A hydro-power plant run by PSE drains water from the river in a narrow channel above the 268-foot landmark Snoqualmie Falls, and during heavy rains upstream from the falls in the City of Snoqualmie there is “persistent and significant” flooding, the appeals court ruling explains. The regional utility plans to widen the river, replace the old higher dam with a new lower one, and lower the channel above the falls. It maintains this will reduce flood risks and it won a less-stringent, general “nationwide permit” to proceed from the Army Corps of Engineers, rather than an individual permit subject to more detailed review under the National Environmental Policy Act (NEPA).
But homeowners united under the banner of the Snoqualmie Valley Preservation Alliance and represented by the Bellevue law firm of Groen, Stephens and Klinge had appealed the District Court ruling in favor of PSE and the Army Corps. They argued flood risks to their downstream properties would worsen as a result of the dam improvement project.
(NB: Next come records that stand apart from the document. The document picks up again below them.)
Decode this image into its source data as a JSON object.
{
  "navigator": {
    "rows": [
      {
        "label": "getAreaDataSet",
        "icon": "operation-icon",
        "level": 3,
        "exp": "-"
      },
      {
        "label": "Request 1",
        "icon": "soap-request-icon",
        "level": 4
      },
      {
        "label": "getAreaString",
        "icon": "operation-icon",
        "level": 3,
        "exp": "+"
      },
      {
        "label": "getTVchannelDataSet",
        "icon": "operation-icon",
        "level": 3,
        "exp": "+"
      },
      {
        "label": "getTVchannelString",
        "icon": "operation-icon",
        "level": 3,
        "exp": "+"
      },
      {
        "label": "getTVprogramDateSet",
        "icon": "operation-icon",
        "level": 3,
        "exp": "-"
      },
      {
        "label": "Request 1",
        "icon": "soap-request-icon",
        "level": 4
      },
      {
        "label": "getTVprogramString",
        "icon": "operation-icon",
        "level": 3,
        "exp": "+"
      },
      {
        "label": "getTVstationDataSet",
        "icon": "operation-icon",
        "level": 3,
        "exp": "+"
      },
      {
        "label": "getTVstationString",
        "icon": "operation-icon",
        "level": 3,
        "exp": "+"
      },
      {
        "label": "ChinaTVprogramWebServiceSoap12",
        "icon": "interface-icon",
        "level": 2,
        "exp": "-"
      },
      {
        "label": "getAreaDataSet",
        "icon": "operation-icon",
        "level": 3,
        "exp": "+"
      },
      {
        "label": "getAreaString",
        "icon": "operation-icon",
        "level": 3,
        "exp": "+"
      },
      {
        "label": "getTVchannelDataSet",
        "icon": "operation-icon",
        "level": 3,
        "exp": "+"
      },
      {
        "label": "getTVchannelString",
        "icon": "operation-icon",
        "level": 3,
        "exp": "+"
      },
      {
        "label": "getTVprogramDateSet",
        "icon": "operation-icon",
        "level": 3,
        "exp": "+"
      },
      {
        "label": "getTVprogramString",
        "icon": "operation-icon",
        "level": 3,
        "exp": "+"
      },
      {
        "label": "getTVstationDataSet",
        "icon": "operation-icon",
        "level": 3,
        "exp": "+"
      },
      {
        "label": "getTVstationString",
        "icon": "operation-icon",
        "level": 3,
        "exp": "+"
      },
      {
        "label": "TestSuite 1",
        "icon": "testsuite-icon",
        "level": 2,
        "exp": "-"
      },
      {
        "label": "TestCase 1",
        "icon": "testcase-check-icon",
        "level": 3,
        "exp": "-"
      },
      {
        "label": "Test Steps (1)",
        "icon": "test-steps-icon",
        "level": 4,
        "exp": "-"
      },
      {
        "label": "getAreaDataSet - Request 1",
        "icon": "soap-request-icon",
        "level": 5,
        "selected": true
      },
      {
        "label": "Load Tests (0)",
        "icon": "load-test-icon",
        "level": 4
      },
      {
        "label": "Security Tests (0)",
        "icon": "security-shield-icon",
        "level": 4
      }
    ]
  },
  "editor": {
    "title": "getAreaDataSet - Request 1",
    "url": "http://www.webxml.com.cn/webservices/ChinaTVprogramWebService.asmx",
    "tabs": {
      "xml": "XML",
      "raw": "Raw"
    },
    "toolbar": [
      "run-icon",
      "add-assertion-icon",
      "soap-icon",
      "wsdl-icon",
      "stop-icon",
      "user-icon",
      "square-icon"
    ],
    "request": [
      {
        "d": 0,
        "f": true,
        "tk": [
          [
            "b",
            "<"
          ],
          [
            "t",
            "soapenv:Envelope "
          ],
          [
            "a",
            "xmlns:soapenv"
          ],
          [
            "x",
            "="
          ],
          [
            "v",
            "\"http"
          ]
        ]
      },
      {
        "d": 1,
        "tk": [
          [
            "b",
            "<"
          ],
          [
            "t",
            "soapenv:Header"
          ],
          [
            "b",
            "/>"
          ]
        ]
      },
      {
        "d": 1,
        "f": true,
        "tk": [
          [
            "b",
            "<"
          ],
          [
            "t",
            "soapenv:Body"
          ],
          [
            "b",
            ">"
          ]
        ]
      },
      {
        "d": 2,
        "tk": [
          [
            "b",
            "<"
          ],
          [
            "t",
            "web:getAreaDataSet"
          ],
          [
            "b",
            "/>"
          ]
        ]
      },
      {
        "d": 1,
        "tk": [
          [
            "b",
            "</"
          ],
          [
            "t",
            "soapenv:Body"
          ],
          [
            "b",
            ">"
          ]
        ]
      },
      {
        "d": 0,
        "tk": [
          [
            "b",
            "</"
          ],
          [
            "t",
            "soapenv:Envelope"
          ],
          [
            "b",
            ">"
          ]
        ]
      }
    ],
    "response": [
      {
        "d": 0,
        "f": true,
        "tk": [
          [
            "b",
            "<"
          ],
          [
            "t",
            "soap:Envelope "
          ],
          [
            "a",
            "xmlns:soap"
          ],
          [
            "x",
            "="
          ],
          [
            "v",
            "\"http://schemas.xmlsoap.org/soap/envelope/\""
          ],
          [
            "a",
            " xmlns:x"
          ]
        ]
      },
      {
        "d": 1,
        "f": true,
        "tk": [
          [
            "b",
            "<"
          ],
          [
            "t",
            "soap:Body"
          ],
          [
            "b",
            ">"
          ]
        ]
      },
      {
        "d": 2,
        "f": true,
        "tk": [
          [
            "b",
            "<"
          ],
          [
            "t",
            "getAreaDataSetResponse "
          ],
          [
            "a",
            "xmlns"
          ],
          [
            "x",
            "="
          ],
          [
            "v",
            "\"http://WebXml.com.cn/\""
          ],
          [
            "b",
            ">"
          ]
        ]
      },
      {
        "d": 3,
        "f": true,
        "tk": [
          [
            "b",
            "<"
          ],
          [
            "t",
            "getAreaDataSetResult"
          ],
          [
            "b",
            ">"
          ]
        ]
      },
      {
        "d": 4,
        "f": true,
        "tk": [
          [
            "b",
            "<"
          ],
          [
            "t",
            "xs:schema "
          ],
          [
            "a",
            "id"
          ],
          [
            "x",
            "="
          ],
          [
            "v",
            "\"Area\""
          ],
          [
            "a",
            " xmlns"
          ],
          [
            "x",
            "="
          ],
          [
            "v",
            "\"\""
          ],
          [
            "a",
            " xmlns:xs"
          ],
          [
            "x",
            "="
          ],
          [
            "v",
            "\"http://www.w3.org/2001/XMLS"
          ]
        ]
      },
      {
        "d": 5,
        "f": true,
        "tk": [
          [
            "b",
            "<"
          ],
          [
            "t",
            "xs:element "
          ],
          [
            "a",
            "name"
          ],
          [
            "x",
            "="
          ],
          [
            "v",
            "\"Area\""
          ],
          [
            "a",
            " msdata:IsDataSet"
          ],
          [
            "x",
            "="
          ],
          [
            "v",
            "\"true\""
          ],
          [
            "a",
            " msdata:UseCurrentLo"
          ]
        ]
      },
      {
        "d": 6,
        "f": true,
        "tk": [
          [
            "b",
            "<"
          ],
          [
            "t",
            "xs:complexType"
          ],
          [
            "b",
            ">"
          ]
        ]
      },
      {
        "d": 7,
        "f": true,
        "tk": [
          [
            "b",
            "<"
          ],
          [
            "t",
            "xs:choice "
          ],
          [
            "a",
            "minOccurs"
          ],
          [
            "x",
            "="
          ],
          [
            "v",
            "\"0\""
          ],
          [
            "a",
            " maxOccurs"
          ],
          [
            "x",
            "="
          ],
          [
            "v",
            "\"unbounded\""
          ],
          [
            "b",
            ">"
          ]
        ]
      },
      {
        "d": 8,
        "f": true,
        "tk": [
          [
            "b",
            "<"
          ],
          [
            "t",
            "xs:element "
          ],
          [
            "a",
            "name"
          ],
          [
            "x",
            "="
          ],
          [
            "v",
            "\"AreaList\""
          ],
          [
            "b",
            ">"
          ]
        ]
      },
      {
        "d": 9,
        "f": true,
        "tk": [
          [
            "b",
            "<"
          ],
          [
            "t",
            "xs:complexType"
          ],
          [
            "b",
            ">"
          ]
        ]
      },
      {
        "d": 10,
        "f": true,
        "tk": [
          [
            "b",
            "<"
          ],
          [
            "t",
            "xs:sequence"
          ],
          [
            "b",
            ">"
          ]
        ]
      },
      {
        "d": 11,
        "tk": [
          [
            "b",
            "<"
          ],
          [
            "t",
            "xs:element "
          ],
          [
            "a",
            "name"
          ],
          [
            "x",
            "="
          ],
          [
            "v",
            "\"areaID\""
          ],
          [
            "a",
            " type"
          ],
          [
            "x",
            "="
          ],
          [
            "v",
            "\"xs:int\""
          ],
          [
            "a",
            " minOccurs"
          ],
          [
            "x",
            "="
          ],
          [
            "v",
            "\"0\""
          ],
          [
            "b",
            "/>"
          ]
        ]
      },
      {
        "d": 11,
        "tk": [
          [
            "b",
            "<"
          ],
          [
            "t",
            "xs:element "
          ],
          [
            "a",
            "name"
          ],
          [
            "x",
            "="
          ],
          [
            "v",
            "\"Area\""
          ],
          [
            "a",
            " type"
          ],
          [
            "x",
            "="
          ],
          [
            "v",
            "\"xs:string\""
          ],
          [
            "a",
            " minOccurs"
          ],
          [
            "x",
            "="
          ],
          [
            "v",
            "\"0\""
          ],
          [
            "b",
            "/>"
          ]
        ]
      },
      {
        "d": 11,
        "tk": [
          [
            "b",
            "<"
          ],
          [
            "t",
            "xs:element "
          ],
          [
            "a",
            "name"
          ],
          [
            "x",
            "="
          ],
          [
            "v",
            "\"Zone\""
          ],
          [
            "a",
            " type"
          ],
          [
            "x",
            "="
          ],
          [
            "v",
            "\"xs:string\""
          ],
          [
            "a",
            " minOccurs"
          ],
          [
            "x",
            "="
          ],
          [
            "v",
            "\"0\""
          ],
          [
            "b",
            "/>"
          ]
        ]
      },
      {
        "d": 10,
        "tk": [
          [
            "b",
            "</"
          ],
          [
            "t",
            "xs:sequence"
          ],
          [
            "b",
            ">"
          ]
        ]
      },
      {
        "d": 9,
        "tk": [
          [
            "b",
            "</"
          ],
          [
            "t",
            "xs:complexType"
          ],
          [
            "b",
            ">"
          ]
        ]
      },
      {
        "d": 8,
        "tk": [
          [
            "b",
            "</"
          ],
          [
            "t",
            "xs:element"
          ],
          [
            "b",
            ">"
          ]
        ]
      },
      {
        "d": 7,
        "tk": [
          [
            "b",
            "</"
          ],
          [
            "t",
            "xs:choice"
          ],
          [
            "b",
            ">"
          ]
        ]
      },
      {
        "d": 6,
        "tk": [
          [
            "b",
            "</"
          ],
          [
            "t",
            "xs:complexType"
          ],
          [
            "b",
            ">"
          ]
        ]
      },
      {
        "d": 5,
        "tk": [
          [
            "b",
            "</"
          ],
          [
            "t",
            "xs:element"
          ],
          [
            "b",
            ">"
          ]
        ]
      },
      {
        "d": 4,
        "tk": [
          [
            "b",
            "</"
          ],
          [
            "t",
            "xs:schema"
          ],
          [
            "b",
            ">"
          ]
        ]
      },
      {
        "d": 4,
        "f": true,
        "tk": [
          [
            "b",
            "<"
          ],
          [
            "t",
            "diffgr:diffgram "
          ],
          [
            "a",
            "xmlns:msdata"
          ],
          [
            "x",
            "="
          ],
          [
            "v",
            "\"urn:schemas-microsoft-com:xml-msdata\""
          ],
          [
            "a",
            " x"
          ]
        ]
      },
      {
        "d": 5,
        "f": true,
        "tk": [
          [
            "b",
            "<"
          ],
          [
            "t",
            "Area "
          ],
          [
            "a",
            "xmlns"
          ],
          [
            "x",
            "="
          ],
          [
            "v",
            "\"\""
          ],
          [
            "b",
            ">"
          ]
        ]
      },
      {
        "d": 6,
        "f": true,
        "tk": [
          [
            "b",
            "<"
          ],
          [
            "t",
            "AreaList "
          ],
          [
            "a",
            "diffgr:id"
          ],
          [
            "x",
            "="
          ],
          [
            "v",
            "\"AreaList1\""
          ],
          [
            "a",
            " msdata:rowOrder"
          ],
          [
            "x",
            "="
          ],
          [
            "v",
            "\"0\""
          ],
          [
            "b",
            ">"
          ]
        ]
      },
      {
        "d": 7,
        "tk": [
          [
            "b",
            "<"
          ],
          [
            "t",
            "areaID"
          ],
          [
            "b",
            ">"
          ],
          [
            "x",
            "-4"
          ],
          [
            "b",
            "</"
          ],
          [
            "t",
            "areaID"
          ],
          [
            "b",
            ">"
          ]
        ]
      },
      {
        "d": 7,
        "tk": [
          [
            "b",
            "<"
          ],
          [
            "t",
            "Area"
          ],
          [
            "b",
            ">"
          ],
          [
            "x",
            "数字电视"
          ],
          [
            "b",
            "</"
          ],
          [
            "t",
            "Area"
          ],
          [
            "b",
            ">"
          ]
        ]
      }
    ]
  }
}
The Snoqualmie Valley Record reported in 2010 that local farmers and other property owners in the SVPA were suspicious of the new flood control project in part because an earlier one in the mid-2000s had been followed by significant flooding problems, and they felt a more thorough review was warranted.
The SVPA’s Web site says, “For too long the farmers, business owners, and families in the lower valley have been told that upstream development and projects have only a minimal impact on flood levels downstream. Yet three of the four largest floods on record have been in the past four years. That’s our reality – more frequent and devastating floods. The key issue is the cumulative impact of projects above the Snoqualmie Falls. NO studies or post-construction monitoring have been done by the U.S. Army Corps of Engineers on the actual impact of flood levels downstream since major widening of the Snoqualmie River was completed in 2005. New major river projects and widening efforts are in the pipeline upriver, and again, no one has answers to the cumulative impact on flood levels downstream…It’s time to stop pushing our problems downstream.”
It’s not clear yet if the Alliance will mount an appeal to to the U.S. Supreme Court, but more fundraising activities are planned by the 501(c)4 organization.
RELATED: SVPA media page.